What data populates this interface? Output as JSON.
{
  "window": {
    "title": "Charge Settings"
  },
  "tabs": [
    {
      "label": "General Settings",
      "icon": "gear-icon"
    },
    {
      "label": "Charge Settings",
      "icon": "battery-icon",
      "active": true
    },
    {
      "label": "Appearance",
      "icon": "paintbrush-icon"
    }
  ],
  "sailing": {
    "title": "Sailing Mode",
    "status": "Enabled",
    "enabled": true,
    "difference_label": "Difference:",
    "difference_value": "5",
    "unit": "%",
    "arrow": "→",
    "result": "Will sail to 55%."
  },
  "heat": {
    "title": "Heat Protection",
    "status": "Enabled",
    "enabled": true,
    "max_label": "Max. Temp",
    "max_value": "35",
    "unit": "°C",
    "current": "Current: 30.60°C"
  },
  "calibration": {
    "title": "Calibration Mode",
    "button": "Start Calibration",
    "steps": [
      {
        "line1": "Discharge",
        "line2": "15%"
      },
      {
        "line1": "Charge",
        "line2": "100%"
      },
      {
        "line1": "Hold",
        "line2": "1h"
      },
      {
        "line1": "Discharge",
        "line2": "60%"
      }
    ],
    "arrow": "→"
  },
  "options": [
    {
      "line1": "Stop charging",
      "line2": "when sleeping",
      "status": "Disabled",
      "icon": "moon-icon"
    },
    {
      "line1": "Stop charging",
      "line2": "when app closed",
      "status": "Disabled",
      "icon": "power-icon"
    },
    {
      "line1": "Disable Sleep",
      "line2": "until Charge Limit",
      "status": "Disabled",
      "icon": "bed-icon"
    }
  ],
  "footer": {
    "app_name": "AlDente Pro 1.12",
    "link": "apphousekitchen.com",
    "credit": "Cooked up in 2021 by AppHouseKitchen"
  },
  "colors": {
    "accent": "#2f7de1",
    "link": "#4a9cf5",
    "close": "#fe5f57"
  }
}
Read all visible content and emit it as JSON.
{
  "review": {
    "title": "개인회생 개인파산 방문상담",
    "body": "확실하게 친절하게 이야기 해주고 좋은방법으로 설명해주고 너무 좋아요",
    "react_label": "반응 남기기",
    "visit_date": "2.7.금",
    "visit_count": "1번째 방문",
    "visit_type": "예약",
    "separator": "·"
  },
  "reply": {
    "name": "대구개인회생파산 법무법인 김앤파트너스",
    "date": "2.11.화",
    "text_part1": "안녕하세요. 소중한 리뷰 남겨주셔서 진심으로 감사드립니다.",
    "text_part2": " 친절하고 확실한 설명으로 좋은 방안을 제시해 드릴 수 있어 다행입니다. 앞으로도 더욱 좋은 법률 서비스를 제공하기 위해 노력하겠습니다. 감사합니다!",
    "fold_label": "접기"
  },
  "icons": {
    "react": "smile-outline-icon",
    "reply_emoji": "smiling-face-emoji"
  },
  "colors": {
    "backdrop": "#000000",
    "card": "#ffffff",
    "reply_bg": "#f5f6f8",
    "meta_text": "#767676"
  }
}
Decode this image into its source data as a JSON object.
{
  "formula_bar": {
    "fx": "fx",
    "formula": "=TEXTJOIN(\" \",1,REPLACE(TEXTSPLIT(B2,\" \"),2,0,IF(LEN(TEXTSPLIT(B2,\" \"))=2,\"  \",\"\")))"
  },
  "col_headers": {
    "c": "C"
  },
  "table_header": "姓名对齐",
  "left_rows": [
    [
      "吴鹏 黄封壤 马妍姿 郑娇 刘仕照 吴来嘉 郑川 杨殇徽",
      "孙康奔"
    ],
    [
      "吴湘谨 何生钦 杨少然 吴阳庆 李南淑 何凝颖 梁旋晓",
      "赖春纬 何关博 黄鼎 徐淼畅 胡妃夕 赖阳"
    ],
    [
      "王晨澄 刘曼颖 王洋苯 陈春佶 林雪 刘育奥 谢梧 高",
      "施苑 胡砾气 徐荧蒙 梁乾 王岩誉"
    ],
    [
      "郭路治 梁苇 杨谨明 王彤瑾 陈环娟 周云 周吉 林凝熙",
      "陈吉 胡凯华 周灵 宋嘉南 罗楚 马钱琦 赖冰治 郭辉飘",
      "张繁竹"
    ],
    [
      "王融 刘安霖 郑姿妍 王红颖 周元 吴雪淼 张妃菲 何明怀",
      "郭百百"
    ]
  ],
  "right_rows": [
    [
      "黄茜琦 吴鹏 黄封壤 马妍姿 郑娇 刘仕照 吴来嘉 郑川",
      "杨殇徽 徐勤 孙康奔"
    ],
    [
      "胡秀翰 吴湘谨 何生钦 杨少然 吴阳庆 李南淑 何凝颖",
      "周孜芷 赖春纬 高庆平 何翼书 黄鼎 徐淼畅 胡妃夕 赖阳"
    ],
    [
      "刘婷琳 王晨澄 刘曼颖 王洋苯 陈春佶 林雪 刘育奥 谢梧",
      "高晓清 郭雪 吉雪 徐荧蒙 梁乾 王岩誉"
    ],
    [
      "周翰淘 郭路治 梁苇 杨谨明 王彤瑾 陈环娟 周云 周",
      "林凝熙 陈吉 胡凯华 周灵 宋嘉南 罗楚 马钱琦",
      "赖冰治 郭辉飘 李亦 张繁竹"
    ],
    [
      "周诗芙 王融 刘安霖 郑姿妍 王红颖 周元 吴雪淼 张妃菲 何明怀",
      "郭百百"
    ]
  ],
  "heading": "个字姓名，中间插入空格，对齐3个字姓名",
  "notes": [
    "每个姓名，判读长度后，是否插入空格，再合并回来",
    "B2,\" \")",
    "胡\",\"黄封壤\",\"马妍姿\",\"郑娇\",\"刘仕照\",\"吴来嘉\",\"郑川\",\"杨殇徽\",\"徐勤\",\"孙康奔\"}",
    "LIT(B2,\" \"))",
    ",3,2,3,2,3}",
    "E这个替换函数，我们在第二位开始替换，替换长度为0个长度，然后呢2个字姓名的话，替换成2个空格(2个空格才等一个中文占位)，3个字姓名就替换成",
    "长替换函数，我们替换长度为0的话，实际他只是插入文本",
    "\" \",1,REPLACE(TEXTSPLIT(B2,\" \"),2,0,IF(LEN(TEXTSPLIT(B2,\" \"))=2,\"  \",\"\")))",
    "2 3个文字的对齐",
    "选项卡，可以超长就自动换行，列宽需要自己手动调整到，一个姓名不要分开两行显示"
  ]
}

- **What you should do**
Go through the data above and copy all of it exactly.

- **Written reply**
What data populates this interface? Output as JSON.
{
  "window": {
    "title": "Charge Settings"
  },
  "tabs": [
    {
      "label": "General Settings",
      "icon": "gear-icon"
    },
    {
      "label": "Charge Settings",
      "icon": "battery-icon",
      "active": true
    },
    {
      "label": "Appearance",
      "icon": "paintbrush-icon"
    }
  ],
  "sailing": {
    "title": "Sailing Mode",
    "status": "Enabled",
    "enabled": true,
    "difference_label": "Difference:",
    "difference_value": "5",
    "unit": "%",
    "arrow": "→",
    "result": "Will sail to 55%."
  },
  "heat": {
    "title": "Heat Protection",
    "status": "Enabled",
    "enabled": true,
    "max_label": "Max. Temp",
    "max_value": "35",
    "unit": "°C",
    "current": "Current: 30.60°C"
  },
  "calibration": {
    "title": "Calibration Mode",
    "button": "Start Calibration",
    "steps": [
      {
        "line1": "Discharge",
        "line2": "15%"
      },
      {
        "line1": "Charge",
        "line2": "100%"
      },
      {
        "line1": "Hold",
        "line2": "1h"
      },
      {
        "line1": "Discharge",
        "line2": "60%"
      }
    ],
    "arrow": "→"
  },
  "options": [
    {
      "line1": "Stop charging",
      "line2": "when sleeping",
      "status": "Disabled",
      "icon": "moon-icon"
    },
    {
      "line1": "Stop charging",
      "line2": "when app closed",
      "status": "Disabled",
      "icon": "power-icon"
    },
    {
      "line1": "Disable Sleep",
      "line2": "until Charge Limit",
      "status": "Disabled",
      "icon": "bed-icon"
    }
  ],
  "footer": {
    "app_name": "AlDente Pro 1.12",
    "link": "apphousekitchen.com",
    "credit": "Cooked up in 2021 by AppHouseKitchen"
  },
  "colors": {
    "accent": "#2f7de1",
    "link": "#4a9cf5",
    "close": "#fe5f57"
  }
}
Read all visible content and emit it as JSON.
{
  "review": {
    "title": "개인회생 개인파산 방문상담",
    "body": "확실하게 친절하게 이야기 해주고 좋은방법으로 설명해주고 너무 좋아요",
    "react_label": "반응 남기기",
    "visit_date": "2.7.금",
    "visit_count": "1번째 방문",
    "visit_type": "예약",
    "separator": "·"
  },
  "reply": {
    "name": "대구개인회생파산 법무법인 김앤파트너스",
    "date": "2.11.화",
    "text_part1": "안녕하세요. 소중한 리뷰 남겨주셔서 진심으로 감사드립니다.",
    "text_part2": " 친절하고 확실한 설명으로 좋은 방안을 제시해 드릴 수 있어 다행입니다. 앞으로도 더욱 좋은 법률 서비스를 제공하기 위해 노력하겠습니다. 감사합니다!",
    "fold_label": "접기"
  },
  "icons": {
    "react": "smile-outline-icon",
    "reply_emoji": "smiling-face-emoji"
  },
  "colors": {
    "backdrop": "#000000",
    "card": "#ffffff",
    "reply_bg": "#f5f6f8",
    "meta_text": "#767676"
  }
}
Decode this image into its source data as a JSON object.
{
  "formula_bar": {
    "fx": "fx",
    "formula": "=TEXTJOIN(\" \",1,REPLACE(TEXTSPLIT(B2,\" \"),2,0,IF(LEN(TEXTSPLIT(B2,\" \"))=2,\"  \",\"\")))"
  },
  "col_headers": {
    "c": "C"
  },
  "table_header": "姓名对齐",
  "left_rows": [
    [
      "吴鹏 黄封壤 马妍姿 郑娇 刘仕照 吴来嘉 郑川 杨殇徽",
      "孙康奔"
    ],
    [
      "吴湘谨 何生钦 杨少然 吴阳庆 李南淑 何凝颖 梁旋晓",
      "赖春纬 何关博 黄鼎 徐淼畅 胡妃夕 赖阳"
    ],
    [
      "王晨澄 刘曼颖 王洋苯 陈春佶 林雪 刘育奥 谢梧 高",
      "施苑 胡砾气 徐荧蒙 梁乾 王岩誉"
    ],
    [
      "郭路治 梁苇 杨谨明 王彤瑾 陈环娟 周云 周吉 林凝熙",
      "陈吉 胡凯华 周灵 宋嘉南 罗楚 马钱琦 赖冰治 郭辉飘",
      "张繁竹"
    ],
    [
      "王融 刘安霖 郑姿妍 王红颖 周元 吴雪淼 张妃菲 何明怀",
      "郭百百"
    ]
  ],
  "right_rows": [
    [
      "黄茜琦 吴鹏 黄封壤 马妍姿 郑娇 刘仕照 吴来嘉 郑川",
      "杨殇徽 徐勤 孙康奔"
    ],
    [
      "胡秀翰 吴湘谨 何生钦 杨少然 吴阳庆 李南淑 何凝颖",
      "周孜芷 赖春纬 高庆平 何翼书 黄鼎 徐淼畅 胡妃夕 赖阳"
    ],
    [
      "刘婷琳 王晨澄 刘曼颖 王洋苯 陈春佶 林雪 刘育奥 谢梧",
      "高晓清 郭雪 吉雪 徐荧蒙 梁乾 王岩誉"
    ],
    [
      "周翰淘 郭路治 梁苇 杨谨明 王彤瑾 陈环娟 周云 周",
      "林凝熙 陈吉 胡凯华 周灵 宋嘉南 罗楚 马钱琦",
      "赖冰治 郭辉飘 李亦 张繁竹"
    ],
    [
      "周诗芙 王融 刘安霖 郑姿妍 王红颖 周元 吴雪淼 张妃菲 何明怀",
      "郭百百"
    ]
  ],
  "heading": "个字姓名，中间插入空格，对齐3个字姓名",
  "notes": [
    "每个姓名，判读长度后，是否插入空格，再合并回来",
    "B2,\" \")",
    "胡\",\"黄封壤\",\"马妍姿\",\"郑娇\",\"刘仕照\",\"吴来嘉\",\"郑川\",\"杨殇徽\",\"徐勤\",\"孙康奔\"}",
    "LIT(B2,\" \"))",
    ",3,2,3,2,3}",
    "E这个替换函数，我们在第二位开始替换，替换长度为0个长度，然后呢2个字姓名的话，替换成2个空格(2个空格才等一个中文占位)，3个字姓名就替换成",
    "长替换函数，我们替换长度为0的话，实际他只是插入文本",
    "\" \",1,REPLACE(TEXTSPLIT(B2,\" \"),2,0,IF(LEN(TEXTSPLIT(B2,\" \"))=2,\"  \",\"\")))",
    "2 3个文字的对齐",
    "选项卡，可以超长就自动换行，列宽需要自己手动调整到，一个姓名不要分开两行显示"
  ]
}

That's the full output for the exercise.